This alternative eliminates to hassle of generators and fuel for them, along with the noise. One could also eliminate the inverters altogether by using a couple AC/DC chargers meant for this very flexibility we are talking about.

Just some ideas I have floating around in my head!

Jeff
 
Joined
May 1, 2016
Messages
7,019
Likes
2,843
Location
N. California
#11
There are lots of ideas, it's just the one that works best for each of us that can be difficult to come up with. The one thing that forms the functional basis for all of them is the basic electrical power equation:

DC watts to amps calculation formula
The current I in amps (A) is equal to the power P in watts (W), divided by the voltage V in volts (V):

I(A) = P(W) / V(V)

So amps are equal to watts divided by volts.

amp = watt / volt
 
Joined
Aug 19, 2017
Messages
1,039
Likes
302
#16
If the H480's batteries are 16.5 volts at full charge, I don't see how a deep cycle marine battery is topping them up.
The batteries of the H480 are LIPO. 4.2 volts per cell, are 4 cells therefore 16.8 volts in total. Change the batteries to the calculator ;)
 

Steve Carr

Moderator
Staff member
Joined
Dec 15, 2015
Messages
5,107
Likes
1,942
Location
Bessemer, MI
#17
If the H480's batteries are 16.5 volts at full charge, I don't see how a deep cycle marine battery is topping them up.
I think most of the chargers have a DC input of 11-18 volts. Even the H charger comes with a 12v cord to use in the field. The internal power supply converts it to the voltage needed for charging.
 
Joined
Nov 24, 2017
Messages
20
Likes
2
Age
56
#19
I have ten batteries and move around quite a bit. I'm having trouble coming up with a viable solution with charging in the field. I have a 4 port Venom charger at the base that I "could" take with me and buy a Honda EU2000i generator, but even the Venom takes over an hour to charge.

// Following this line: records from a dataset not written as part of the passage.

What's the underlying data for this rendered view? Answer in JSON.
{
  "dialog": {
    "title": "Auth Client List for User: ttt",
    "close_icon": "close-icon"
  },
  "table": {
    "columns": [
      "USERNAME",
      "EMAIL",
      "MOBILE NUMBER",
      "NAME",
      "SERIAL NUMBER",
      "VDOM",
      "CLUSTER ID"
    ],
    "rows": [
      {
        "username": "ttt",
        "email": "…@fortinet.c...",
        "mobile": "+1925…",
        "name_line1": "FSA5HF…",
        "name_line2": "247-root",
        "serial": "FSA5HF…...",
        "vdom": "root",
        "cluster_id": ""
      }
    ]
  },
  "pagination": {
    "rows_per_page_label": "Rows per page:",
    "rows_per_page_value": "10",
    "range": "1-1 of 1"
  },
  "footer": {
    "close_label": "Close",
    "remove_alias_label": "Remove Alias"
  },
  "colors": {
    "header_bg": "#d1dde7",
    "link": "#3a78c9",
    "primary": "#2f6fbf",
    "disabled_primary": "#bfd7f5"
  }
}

Any other ideas? Buying more batteries seems ridiculous...
Brahma, which 4-port Venom Charger are you using with the H520 Batteries? The only solution I can find (on Amazon) explicitly states will only work with 480 Batteries.
 

New Threads

Forum statistics

Threads
12,862
Messages
146,809
Members
15,496
Latest member
Benhauer